## Work request:
After removing every image, reproduce the data exactly as it appears.

──────────

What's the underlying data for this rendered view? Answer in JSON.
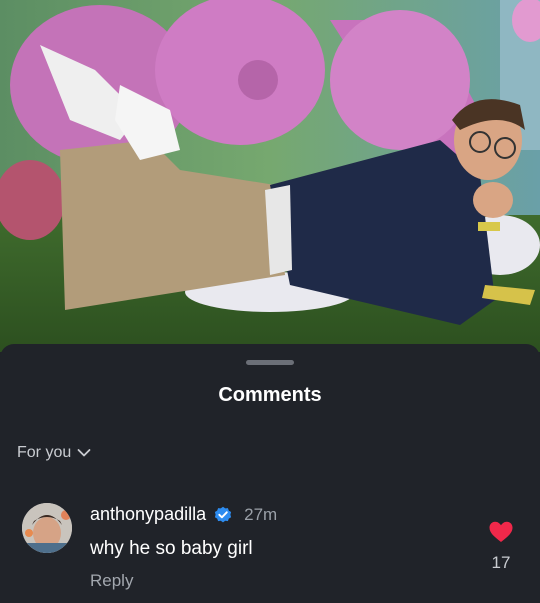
{
  "sheet": {
    "title": "Comments",
    "filter_label": "For you"
  },
  "comment": {
    "username": "anthonypadilla",
    "time": "27m",
    "text": "why he so baby girl",
    "reply_label": "Reply",
    "like_count": "17"
  },
  "colors": {
    "background": "#202329",
    "verified": "#2d8cf0",
    "like": "#f0284a"
  },
  "icons": {
    "verified": "verified-badge-icon",
    "chevron": "chevron-down-icon",
    "like": "heart-icon"
  }
}
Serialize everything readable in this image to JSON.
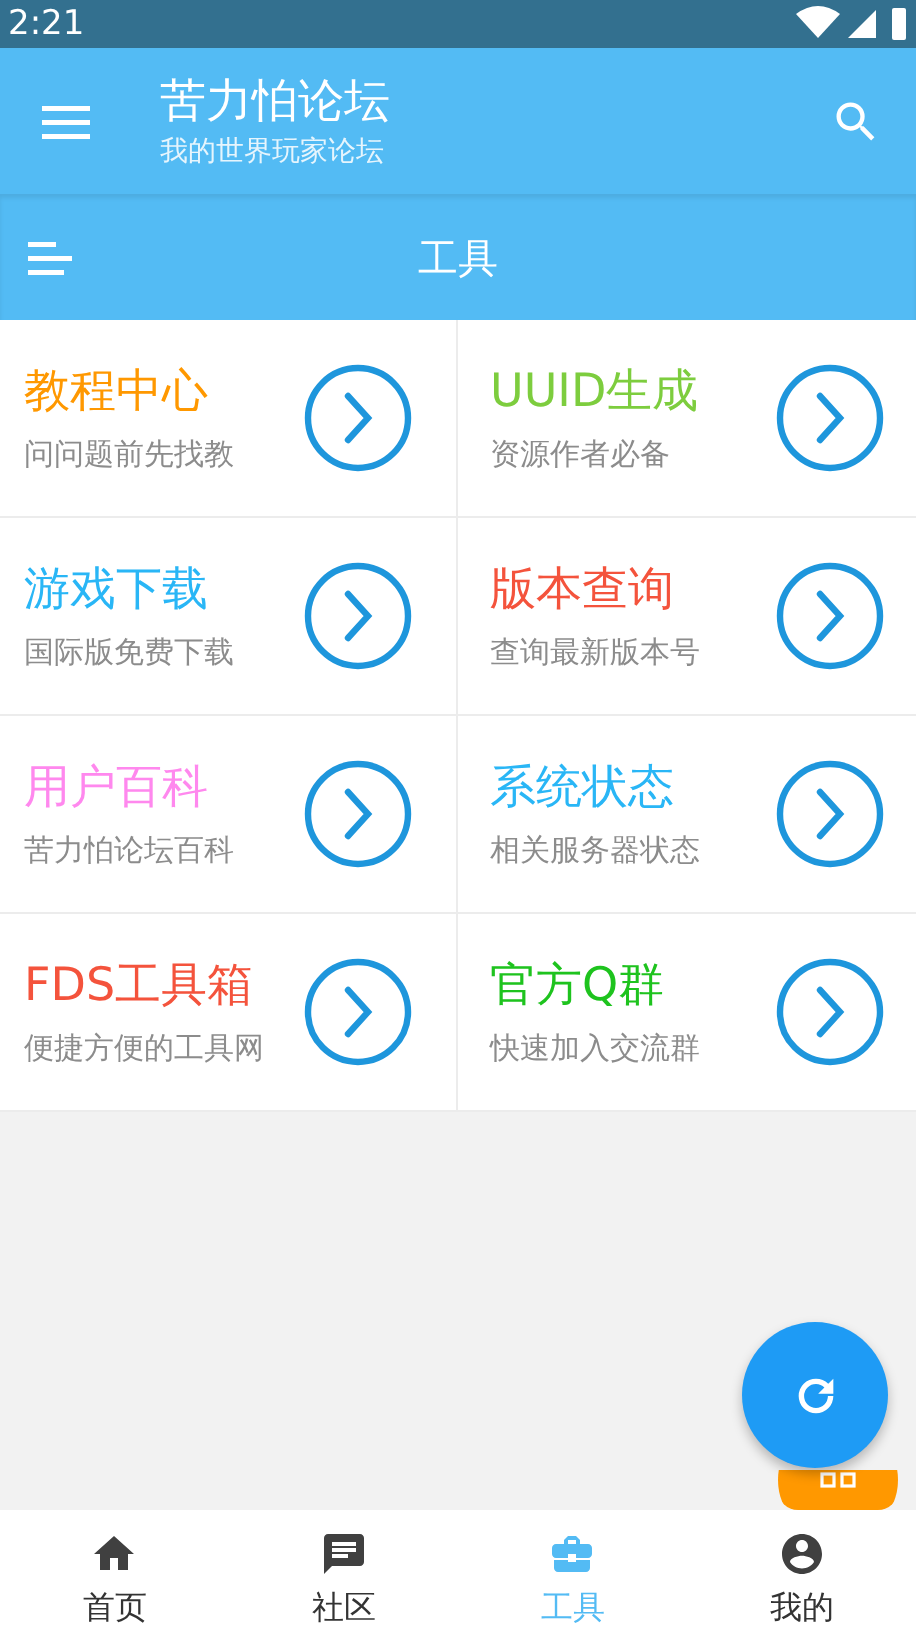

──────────

## Exercise output:
What's the underlying data for this rendered view? Answer in JSON.
{
  "sheet": {
    "title": "Comments",
    "filter_label": "For you"
  },
  "comment": {
    "username": "anthonypadilla",
    "time": "27m",
    "text": "why he so baby girl",
    "reply_label": "Reply",
    "like_count": "17"
  },
  "colors": {
    "background": "#202329",
    "verified": "#2d8cf0",
    "like": "#f0284a"
  },
  "icons": {
    "verified": "verified-badge-icon",
    "chevron": "chevron-down-icon",
    "like": "heart-icon"
  }
}
Serialize everything readable in this image to JSON.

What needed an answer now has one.